|SUSE LLC's SUSE Manager||Jul 21, 2016|
|My +1 Sword of Productivity||Jul 20, 2016|
|Non-Linux FOSS: Caffeine!||Jul 19, 2016|
|Murat Yener and Onur Dundar's Expert Android Studio (Wrox)||Jul 18, 2016|
- Stunnel Security for Oracle
- The Firebird Project's Firebird Relational Database
- Murat Yener and Onur Dundar's Expert Android Studio (Wrox)
- SUSE LLC's SUSE Manager
- Managing Linux Using Puppet
- My +1 Sword of Productivity
- Non-Linux FOSS: Caffeine!
- Doing for User Space What We Did for Kernel Space
- Google's SwiftShader Released
- SuperTuxKart 0.9.2 Released
With all the industry talk about the benefits of Linux on Power and all the performance advantages offered by its open architecture, you may be considering a move in that direction. If you are thinking about analytics, big data and cloud computing, you would be right to evaluate Power. The idea of using commodity x86 hardware and replacing it every three years is an outdated cost model. It doesn’t consider the total cost of ownership, and it doesn’t consider the advantage of real processing power, high-availability and multithreading like a demon.
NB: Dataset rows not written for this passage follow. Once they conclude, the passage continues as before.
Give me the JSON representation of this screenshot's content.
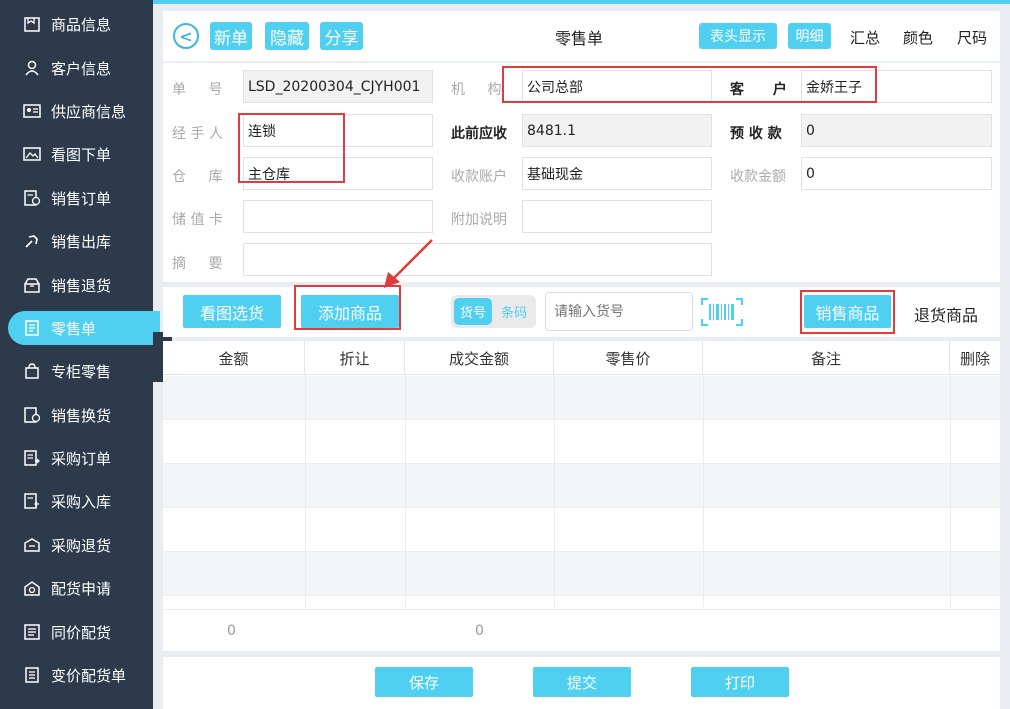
{
  "sidebar": {
    "items": [
      {
        "label": "商品信息",
        "icon": "product-info-icon"
      },
      {
        "label": "客户信息",
        "icon": "person-icon"
      },
      {
        "label": "供应商信息",
        "icon": "id-card-icon"
      },
      {
        "label": "看图下单",
        "icon": "image-icon"
      },
      {
        "label": "销售订单",
        "icon": "order-doc-icon"
      },
      {
        "label": "销售出库",
        "icon": "outbound-icon"
      },
      {
        "label": "销售退货",
        "icon": "return-box-icon"
      },
      {
        "label": "零售单",
        "icon": "document-icon"
      },
      {
        "label": "专柜零售",
        "icon": "counter-bag-icon"
      },
      {
        "label": "销售换货",
        "icon": "exchange-icon"
      },
      {
        "label": "采购订单",
        "icon": "purchase-order-icon"
      },
      {
        "label": "采购入库",
        "icon": "inbound-icon"
      },
      {
        "label": "采购退货",
        "icon": "purchase-return-icon"
      },
      {
        "label": "配货申请",
        "icon": "request-icon"
      },
      {
        "label": "同价配货",
        "icon": "same-price-icon"
      },
      {
        "label": "变价配货单",
        "icon": "price-change-icon"
      }
    ],
    "collapse_glyph": "《"
  },
  "toolbar": {
    "back_glyph": "<",
    "new_label": "新单",
    "hide_label": "隐藏",
    "share_label": "分享",
    "title": "零售单",
    "header_display_label": "表头显示",
    "detail_label": "明细",
    "summary_label": "汇总",
    "color_label": "颜色",
    "size_label": "尺码"
  },
  "form": {
    "order_no_label": "单 号",
    "order_no_value": "LSD_20200304_CJYH001",
    "org_label": "机 构",
    "org_value": "公司总部",
    "customer_label": "客 户",
    "customer_value": "金娇王子",
    "handler_label": "经 手 人",
    "handler_value": "连锁",
    "prev_receivable_label": "此前应收",
    "prev_receivable_value": "8481.1",
    "prepaid_label": "预 收 款",
    "prepaid_value": "0",
    "warehouse_label": "仓 库",
    "warehouse_value": "主仓库",
    "account_label": "收款账户",
    "account_value": "基础现金",
    "amount_label": "收款金额",
    "amount_value": "0",
    "card_label": "储 值 卡",
    "card_value": "",
    "note_label": "附加说明",
    "note_value": "",
    "memo_label": "摘 要",
    "memo_value": ""
  },
  "actions": {
    "view_pick_label": "看图选货",
    "add_product_label": "添加商品",
    "toggle_sku_label": "货号",
    "toggle_barcode_label": "条码",
    "search_placeholder": "请输入货号",
    "sale_product_label": "销售商品",
    "return_product_label": "退货商品"
  },
  "table": {
    "columns": [
      "金额",
      "折让",
      "成交金额",
      "零售价",
      "备注",
      "删除"
    ],
    "rows": [],
    "footer_amount": "0",
    "footer_deal_amount": "0"
  },
  "bottom": {
    "save_label": "保存",
    "submit_label": "提交",
    "print_label": "打印"
  },
  "colors": {
    "accent": "#4fd0f0",
    "sidebar_bg": "#2c3a4b",
    "annotation_red": "#e23b3b"
  }
}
This ebook takes a look at some of the practical applications of the Linux on Power platform and ways you might bring all the performance power of this open architecture to bear for your organization. There are no smoke and mirrors here—just hard, cold, empirical evidence provided by independent sources. I also consider some innovative ways Linux on Power will be used in the future.Get the Guide